I do believe there are charter solutions for some parents, and have nothing against those who seek them and find happiness. I am pro-choice-just anti-agenda.
Brad, I am generally suspicious of charters (especially ones that might be emptied, staff-students-and all for a politically tainted photo-op and are able to avoid the oversight and transparency of traditional schools)…but if you are happy and your child is succeeding and having her needs met-than as a parent I am happy for that (honestly here, I have three young girls…the smarty stuff is coming here in a moment).
My input as a teacher:
- I hope your school has a formal student conduct code that students are familiarized with. It certainly seems like this is the case, unless your daughter attends the even more country club version for Stepford kids. Pretty sure you were joking about the over-the-bed thing, half believe daily recital.
- If it is an actual school your child attends, a discipline policy (code) for staff to be familiar with is a certainty (so that staff know whether paddlings or time outs are the expectations and which behaviors call for which responses). Eva’s public responses to questions regarding the enrollment and discipline practices and your description of scripted lessons leads me to believe that young eager staff are well trained regarding this code.

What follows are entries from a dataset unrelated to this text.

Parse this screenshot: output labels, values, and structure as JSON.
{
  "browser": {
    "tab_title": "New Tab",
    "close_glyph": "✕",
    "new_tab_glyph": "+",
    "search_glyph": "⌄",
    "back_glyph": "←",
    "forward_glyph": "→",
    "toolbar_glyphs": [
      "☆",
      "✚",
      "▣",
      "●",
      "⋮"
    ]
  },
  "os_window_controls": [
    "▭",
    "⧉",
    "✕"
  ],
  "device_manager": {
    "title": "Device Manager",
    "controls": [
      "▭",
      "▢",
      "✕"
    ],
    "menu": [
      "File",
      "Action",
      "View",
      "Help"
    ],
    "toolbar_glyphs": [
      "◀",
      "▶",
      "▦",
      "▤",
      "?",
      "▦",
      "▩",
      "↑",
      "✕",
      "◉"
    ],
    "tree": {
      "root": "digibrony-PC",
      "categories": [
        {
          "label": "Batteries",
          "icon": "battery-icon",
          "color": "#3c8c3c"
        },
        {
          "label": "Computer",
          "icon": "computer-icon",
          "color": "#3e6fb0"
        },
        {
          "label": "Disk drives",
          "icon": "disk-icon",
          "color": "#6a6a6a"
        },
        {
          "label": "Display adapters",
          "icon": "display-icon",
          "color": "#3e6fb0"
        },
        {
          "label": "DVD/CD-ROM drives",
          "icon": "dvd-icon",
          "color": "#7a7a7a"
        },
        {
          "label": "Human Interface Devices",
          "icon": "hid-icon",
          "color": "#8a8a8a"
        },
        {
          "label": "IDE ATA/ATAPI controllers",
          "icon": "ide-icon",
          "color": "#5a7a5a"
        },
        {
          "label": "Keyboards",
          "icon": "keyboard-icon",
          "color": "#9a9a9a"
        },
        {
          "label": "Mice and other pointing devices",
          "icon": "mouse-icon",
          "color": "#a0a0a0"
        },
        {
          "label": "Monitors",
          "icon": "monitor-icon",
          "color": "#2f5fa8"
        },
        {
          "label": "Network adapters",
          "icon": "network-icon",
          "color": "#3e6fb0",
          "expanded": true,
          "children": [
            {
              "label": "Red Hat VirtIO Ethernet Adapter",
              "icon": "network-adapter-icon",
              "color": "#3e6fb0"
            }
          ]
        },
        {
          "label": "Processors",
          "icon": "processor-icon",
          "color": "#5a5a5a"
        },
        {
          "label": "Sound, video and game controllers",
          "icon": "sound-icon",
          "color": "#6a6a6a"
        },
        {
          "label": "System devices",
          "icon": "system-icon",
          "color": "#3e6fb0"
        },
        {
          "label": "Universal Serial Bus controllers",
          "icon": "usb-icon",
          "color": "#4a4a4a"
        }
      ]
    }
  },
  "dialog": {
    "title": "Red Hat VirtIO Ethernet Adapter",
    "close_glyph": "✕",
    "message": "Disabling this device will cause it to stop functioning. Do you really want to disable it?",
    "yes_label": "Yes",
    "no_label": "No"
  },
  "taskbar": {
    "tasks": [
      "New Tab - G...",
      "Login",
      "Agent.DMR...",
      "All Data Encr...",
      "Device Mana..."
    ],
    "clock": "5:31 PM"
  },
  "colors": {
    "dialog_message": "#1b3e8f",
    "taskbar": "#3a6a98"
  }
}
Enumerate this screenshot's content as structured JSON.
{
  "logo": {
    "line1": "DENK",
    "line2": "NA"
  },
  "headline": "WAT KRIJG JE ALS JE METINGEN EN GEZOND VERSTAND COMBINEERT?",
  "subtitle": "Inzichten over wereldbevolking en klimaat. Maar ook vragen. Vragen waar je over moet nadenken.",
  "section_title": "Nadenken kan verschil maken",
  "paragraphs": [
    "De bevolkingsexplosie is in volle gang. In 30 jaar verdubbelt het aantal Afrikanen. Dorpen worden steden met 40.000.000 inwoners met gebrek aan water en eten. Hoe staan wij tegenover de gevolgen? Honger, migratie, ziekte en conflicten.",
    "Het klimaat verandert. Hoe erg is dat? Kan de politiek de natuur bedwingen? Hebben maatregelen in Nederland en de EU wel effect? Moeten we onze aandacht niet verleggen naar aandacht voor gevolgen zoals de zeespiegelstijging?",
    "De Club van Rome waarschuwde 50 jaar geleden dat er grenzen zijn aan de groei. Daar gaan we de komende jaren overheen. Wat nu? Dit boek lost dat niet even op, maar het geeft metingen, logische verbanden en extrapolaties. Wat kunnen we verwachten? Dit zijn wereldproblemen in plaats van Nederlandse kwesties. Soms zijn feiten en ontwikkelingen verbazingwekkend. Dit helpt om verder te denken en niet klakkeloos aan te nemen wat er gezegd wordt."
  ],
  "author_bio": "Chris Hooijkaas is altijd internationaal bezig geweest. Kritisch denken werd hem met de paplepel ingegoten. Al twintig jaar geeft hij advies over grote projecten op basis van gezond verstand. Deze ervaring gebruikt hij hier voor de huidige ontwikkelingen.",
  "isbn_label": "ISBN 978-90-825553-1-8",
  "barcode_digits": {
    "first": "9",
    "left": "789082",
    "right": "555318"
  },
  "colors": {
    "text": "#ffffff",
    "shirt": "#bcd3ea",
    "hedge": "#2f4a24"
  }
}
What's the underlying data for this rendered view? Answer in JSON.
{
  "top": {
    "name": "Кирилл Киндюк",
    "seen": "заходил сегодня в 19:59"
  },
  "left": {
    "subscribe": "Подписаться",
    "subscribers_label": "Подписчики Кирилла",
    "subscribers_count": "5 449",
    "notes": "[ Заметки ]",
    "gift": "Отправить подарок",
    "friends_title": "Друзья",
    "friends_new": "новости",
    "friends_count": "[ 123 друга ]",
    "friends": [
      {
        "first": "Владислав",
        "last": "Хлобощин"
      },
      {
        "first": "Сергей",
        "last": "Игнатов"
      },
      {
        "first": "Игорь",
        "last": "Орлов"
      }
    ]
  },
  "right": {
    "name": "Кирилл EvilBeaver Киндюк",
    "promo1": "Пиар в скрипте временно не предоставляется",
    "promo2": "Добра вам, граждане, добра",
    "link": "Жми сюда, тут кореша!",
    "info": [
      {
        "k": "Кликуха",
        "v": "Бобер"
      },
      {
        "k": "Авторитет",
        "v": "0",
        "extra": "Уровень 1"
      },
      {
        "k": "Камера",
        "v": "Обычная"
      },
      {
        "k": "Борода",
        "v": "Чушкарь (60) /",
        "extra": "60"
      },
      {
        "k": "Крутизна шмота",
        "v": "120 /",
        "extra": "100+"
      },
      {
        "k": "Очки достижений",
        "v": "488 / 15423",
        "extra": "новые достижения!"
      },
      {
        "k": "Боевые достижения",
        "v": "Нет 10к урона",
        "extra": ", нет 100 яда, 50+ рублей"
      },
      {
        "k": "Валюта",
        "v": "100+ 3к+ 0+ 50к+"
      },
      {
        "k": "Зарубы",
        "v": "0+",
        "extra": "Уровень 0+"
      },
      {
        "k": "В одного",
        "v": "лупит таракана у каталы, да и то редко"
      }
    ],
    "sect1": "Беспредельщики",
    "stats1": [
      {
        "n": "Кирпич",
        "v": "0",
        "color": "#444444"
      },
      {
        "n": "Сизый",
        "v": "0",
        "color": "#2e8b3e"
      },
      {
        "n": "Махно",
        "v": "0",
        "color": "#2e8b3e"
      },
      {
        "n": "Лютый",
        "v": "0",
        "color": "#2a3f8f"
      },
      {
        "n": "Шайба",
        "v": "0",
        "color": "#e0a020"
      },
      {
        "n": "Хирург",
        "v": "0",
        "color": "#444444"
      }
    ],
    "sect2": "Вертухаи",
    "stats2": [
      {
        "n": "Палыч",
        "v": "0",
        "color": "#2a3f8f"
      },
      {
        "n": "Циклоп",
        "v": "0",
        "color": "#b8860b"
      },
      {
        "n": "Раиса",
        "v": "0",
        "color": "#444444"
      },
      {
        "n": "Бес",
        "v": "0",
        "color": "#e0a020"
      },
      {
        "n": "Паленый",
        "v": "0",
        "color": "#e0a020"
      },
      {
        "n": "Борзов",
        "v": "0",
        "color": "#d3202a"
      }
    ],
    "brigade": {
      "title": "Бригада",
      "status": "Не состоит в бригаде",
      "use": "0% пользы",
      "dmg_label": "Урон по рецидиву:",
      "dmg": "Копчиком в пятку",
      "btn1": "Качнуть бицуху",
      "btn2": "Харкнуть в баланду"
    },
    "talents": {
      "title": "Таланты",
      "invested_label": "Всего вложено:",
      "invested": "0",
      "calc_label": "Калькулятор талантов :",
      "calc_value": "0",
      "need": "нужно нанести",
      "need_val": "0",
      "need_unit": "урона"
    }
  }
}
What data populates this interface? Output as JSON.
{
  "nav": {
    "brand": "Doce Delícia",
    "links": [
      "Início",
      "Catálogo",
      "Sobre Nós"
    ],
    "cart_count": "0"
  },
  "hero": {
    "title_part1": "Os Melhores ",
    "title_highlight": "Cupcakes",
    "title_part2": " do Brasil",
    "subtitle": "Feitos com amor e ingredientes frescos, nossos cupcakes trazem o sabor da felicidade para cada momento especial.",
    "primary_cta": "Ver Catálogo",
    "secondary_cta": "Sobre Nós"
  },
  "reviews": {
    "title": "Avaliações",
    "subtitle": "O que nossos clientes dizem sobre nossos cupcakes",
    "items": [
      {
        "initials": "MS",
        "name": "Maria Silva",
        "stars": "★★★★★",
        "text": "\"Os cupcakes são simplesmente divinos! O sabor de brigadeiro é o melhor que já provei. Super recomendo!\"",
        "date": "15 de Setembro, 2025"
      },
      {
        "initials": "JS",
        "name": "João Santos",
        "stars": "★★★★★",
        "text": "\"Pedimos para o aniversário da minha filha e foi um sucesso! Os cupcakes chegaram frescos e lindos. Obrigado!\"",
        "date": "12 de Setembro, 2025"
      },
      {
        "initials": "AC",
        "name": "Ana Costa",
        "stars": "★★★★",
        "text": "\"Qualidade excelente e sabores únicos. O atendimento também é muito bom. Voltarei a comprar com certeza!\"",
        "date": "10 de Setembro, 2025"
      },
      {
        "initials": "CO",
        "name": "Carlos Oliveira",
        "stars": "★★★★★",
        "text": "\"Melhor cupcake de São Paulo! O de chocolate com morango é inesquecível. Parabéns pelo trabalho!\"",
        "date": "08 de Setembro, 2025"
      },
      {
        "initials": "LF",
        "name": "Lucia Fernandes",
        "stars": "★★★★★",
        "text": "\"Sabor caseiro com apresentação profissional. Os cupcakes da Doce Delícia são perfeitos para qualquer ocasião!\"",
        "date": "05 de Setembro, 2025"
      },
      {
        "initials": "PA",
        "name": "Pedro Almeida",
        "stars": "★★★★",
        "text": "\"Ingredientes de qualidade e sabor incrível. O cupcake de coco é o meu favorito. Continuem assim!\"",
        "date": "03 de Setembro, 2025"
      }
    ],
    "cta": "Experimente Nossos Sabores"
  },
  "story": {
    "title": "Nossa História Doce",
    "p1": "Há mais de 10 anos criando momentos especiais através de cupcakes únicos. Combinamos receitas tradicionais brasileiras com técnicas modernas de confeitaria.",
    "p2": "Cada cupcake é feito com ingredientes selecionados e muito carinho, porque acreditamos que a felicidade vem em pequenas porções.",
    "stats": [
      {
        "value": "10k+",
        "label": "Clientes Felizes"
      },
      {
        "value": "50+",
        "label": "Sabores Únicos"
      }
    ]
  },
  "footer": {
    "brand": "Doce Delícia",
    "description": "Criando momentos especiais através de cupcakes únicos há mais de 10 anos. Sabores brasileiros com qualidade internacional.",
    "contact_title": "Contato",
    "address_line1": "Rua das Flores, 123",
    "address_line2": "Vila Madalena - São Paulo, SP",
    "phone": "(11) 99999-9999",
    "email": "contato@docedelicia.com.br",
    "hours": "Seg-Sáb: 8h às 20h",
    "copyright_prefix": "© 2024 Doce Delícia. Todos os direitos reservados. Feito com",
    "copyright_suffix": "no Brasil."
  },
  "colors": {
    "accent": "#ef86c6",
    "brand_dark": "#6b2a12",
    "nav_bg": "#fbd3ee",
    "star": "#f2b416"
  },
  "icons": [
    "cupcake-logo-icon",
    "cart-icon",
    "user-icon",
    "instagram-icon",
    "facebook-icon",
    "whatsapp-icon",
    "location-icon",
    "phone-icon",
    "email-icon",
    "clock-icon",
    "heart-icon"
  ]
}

Eva’s resistance to oversight and description of her school as publicly funded privately operated (so not subjected to public scrutiny) tells me you might have a hard time getting a copy of that official corporate document.
As a parent:
- I was very close, about 5/6 years ago, to trying to figure out how to put my daughter in another school somewhere where the children were all motivated and the parents were all involved. It can be hard for a school to maximize outcomes for the very capable when student needs are varied, sometimes severe and disruptive, and can divert class progress towards social/emotional areas as opposed to test scores and spreadsheets.
- My decision was that my daughters would be better served by the guidance and involvement of their parents in holding them accountable first, holding school accountable next, and along the way: helping to navigate peer/cohort relations that mirror the ones they’d confront in the real world (instead of homogenizing their experience).
So far, 3 talented high achievers with great, weird friends. I hope your methods are working as well. Sounds like you are super involved and value education. The kind of parent every teacher everywhere should hope for, the kind Eva recruits, the kind harder to find as our economy and society burden struggling families more and more.